Growth levels will have averaged below 2% of GDP into 2020, but will then commence a gradual rise, to average in excess of 5% of GDP by 2024–2026. The currency will strengthen back to purchasing power parity levels by the mid-2020s, while the current account and budget deficits will narrow. Rising employment and living standards will stabilise the politics of the country – as they did for much of the period from 1994 to 2007. Factor in a global economic recovery and commodity comeback, and South Africa’s economy may perform very strongly. As confidence in the government returns, restrictions on civil rights and free expression may concomitantly be lessened.

Our second case is as follows:

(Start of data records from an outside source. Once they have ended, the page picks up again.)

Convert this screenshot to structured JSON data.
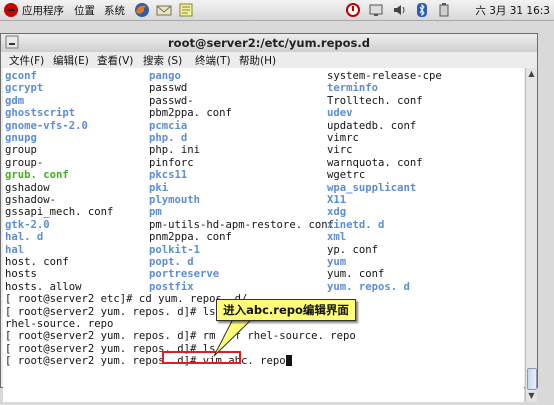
{
  "panel": {
    "menus": [
      "应用程序",
      "位置",
      "系统"
    ],
    "clock": "六 3月 31 16:3"
  },
  "window": {
    "title": "root@server2:/etc/yum.repos.d",
    "menubar": [
      "文件(F)",
      "编辑(E)",
      "查看(V)",
      "搜索 (S)",
      "终端(T)",
      "帮助(H)"
    ]
  },
  "listing": [
    [
      {
        "t": "gconf",
        "c": "blue"
      },
      {
        "t": "pango",
        "c": "blue"
      },
      {
        "t": "system-release-cpe",
        "c": "black"
      }
    ],
    [
      {
        "t": "gcrypt",
        "c": "blue"
      },
      {
        "t": "passwd",
        "c": "black"
      },
      {
        "t": "terminfo",
        "c": "blue"
      }
    ],
    [
      {
        "t": "gdm",
        "c": "blue"
      },
      {
        "t": "passwd-",
        "c": "black"
      },
      {
        "t": "Trolltech. conf",
        "c": "black"
      }
    ],
    [
      {
        "t": "ghostscript",
        "c": "blue"
      },
      {
        "t": "pbm2ppa. conf",
        "c": "black"
      },
      {
        "t": "udev",
        "c": "blue"
      }
    ],
    [
      {
        "t": "gnome-vfs-2.0",
        "c": "blue"
      },
      {
        "t": "pcmcia",
        "c": "blue"
      },
      {
        "t": "updatedb. conf",
        "c": "black"
      }
    ],
    [
      {
        "t": "gnupg",
        "c": "blue"
      },
      {
        "t": "php. d",
        "c": "blue"
      },
      {
        "t": "vimrc",
        "c": "black"
      }
    ],
    [
      {
        "t": "group",
        "c": "black"
      },
      {
        "t": "php. ini",
        "c": "black"
      },
      {
        "t": "virc",
        "c": "black"
      }
    ],
    [
      {
        "t": "group-",
        "c": "black"
      },
      {
        "t": "pinforc",
        "c": "black"
      },
      {
        "t": "warnquota. conf",
        "c": "black"
      }
    ],
    [
      {
        "t": "grub. conf",
        "c": "green"
      },
      {
        "t": "pkcs11",
        "c": "blue"
      },
      {
        "t": "wgetrc",
        "c": "black"
      }
    ],
    [
      {
        "t": "gshadow",
        "c": "black"
      },
      {
        "t": "pki",
        "c": "blue"
      },
      {
        "t": "wpa_supplicant",
        "c": "blue"
      }
    ],
    [
      {
        "t": "gshadow-",
        "c": "black"
      },
      {
        "t": "plymouth",
        "c": "blue"
      },
      {
        "t": "X11",
        "c": "blue"
      }
    ],
    [
      {
        "t": "gssapi_mech. conf",
        "c": "black"
      },
      {
        "t": "pm",
        "c": "blue"
      },
      {
        "t": "xdg",
        "c": "blue"
      }
    ],
    [
      {
        "t": "gtk-2.0",
        "c": "blue"
      },
      {
        "t": "pm-utils-hd-apm-restore. conf",
        "c": "black"
      },
      {
        "t": "xinetd. d",
        "c": "blue"
      }
    ],
    [
      {
        "t": "hal. d",
        "c": "blue"
      },
      {
        "t": "pnm2ppa. conf",
        "c": "black"
      },
      {
        "t": "xml",
        "c": "blue"
      }
    ],
    [
      {
        "t": "hal",
        "c": "blue"
      },
      {
        "t": "polkit-1",
        "c": "blue"
      },
      {
        "t": "yp. conf",
        "c": "black"
      }
    ],
    [
      {
        "t": "host. conf",
        "c": "black"
      },
      {
        "t": "popt. d",
        "c": "blue"
      },
      {
        "t": "yum",
        "c": "blue"
      }
    ],
    [
      {
        "t": "hosts",
        "c": "black"
      },
      {
        "t": "portreserve",
        "c": "blue"
      },
      {
        "t": "yum. conf",
        "c": "black"
      }
    ],
    [
      {
        "t": "hosts. allow",
        "c": "black"
      },
      {
        "t": "postfix",
        "c": "blue"
      },
      {
        "t": "yum. repos. d",
        "c": "blue"
      }
    ]
  ],
  "commands": [
    "[ root@server2 etc]# cd yum. repos. d/",
    "[ root@server2 yum. repos. d]# ls",
    "rhel-source. repo",
    "[ root@server2 yum. repos. d]# rm -rf rhel-source. repo",
    "[ root@server2 yum. repos. d]# ls",
    "[ root@server2 yum. repos. d]# "
  ],
  "last_command": "vim abc. repo",
  "annotation": "进入abc.repo编辑界面",
  "colors": {
    "dir": "#5b8ed6",
    "green": "#3fb21e",
    "highlight": "#e02020",
    "callout": "#fdfd7a"
  },
  "icons": [
    "redhat-icon",
    "firefox-icon",
    "mail-icon",
    "notes-icon",
    "network-icon",
    "volume-icon",
    "bluetooth-icon",
    "battery-icon"
  ]
}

South Africa’s ruling class is unable to unite around a reformist economic policy agenda. Policy confusion and uncertainty continue, exacerbated by weak commodity prices and global economic underperformance. Growth levels slip further as investment dries up and South Africa experiences a decade of volatile stagnation – a term we use to describe a society that is making no economic progress as its politics becomes more volatile.

Quite possibly, this is a future of deep recession and declining living standards. Deficit and debt levels will escalate sharply and economic and industrial output will fall, even as the currency weakens. Anti-government protest actions will escalate sharply and will be met, when not with rubber bullets and arrests, with wild populist promises. Property rights are then likely to be eroded as well as civil liberties, as a rapacious and ideologically stubborn state refuses to turn on policy.

Considerable politically-inspired violence may occur. This outcome may also see the EFF party triumphantly return to its ANC mother body and may, for a time, offer the ANC some valuable percentage points of political support. The effective reincorporation of the EFF into the ANC may, however, also put paid to any chance that the ANC could meet the aspirations of younger voters through staging an economic turnaround. The ANC/EFF collective will then find itself facing electoral defeat – just on a slightly extended timeline.

A minority view in my organisation is that if it assumes the leadership of the ANC, the existing EFF leadership, which has some high calibre thinkers, may turn sharply right on the economy. A third view is that the great unknown factor in South African politics, the unregistered youth voter, may turn out insufficient numbers to give the DA a clear national majority. What becomes apparent is that despite populist attempts at clinging to power, this future will culminate in 2024 (if not in 2019) in the political defeat of the ruling party. This will, in turn, usher in a new era of politics – and most probably coalition politics. South Africa would remain an unstable society that undershoots its economic potential.

If South Africa follows the first trajectory described above, the model may well become influential in further shaping the evolution of high growth economies across the African continent. South Africans would cede some of their political freedoms in exchange for growing prosperity and the promise of stability. Where growing prosperity is achieved, it will resemble the development model that was followed by many of the Asian Tiger economies – albeit with very important differences. It is also the model that is being pursued with some economic success in Rwanda and Ethiopia. However, where prosperity is not forthcoming, it is also a model that invites a system of rule with impunity, from which South Africa may not escape for some considerable time.

 This analysis is based on a briefing by Frans Cronje to the Atlantic Council in Washington DC in September 2016.